(INFORMATION SHOWN Opens)

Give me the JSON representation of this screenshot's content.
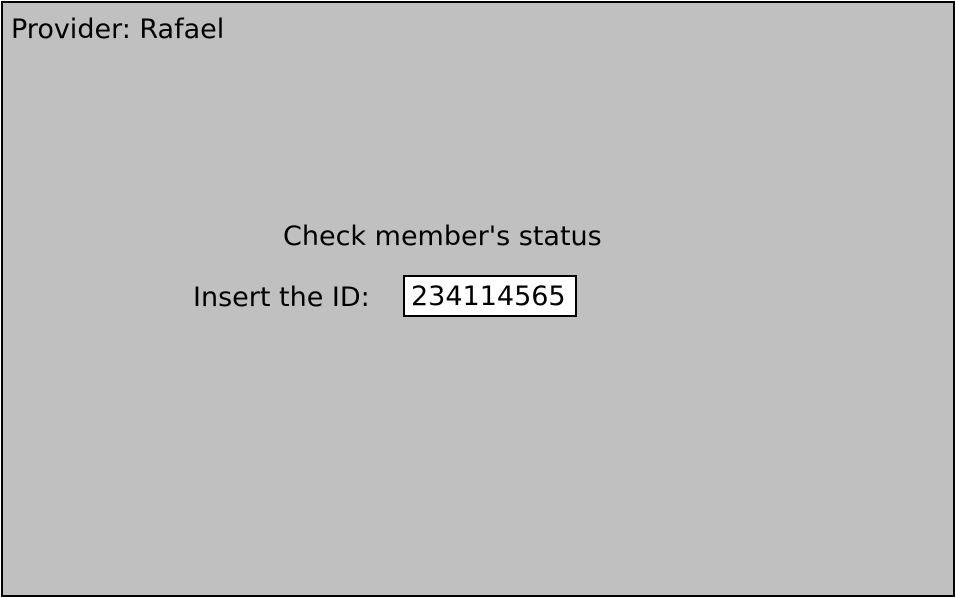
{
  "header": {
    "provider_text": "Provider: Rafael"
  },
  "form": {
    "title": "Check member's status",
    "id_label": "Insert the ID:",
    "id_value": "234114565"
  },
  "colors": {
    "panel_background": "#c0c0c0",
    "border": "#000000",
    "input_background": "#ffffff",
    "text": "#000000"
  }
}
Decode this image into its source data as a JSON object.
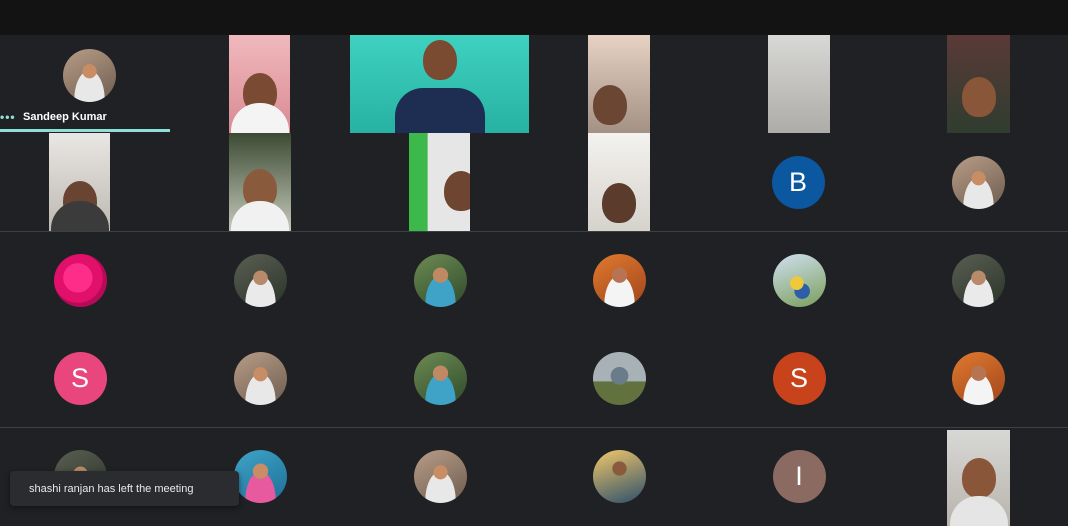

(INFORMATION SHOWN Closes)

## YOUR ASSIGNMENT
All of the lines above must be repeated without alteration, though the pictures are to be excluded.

## SOLUTION TO THIS EXERCISE
Give me the JSON representation of this screenshot's content.
{
  "header": {
    "provider_text": "Provider: Rafael"
  },
  "form": {
    "title": "Check member's status",
    "id_label": "Insert the ID:",
    "id_value": "234114565"
  },
  "colors": {
    "panel_background": "#c0c0c0",
    "border": "#000000",
    "input_background": "#ffffff",
    "text": "#000000"
  }
}
Decode this image into its source data as a JSON object.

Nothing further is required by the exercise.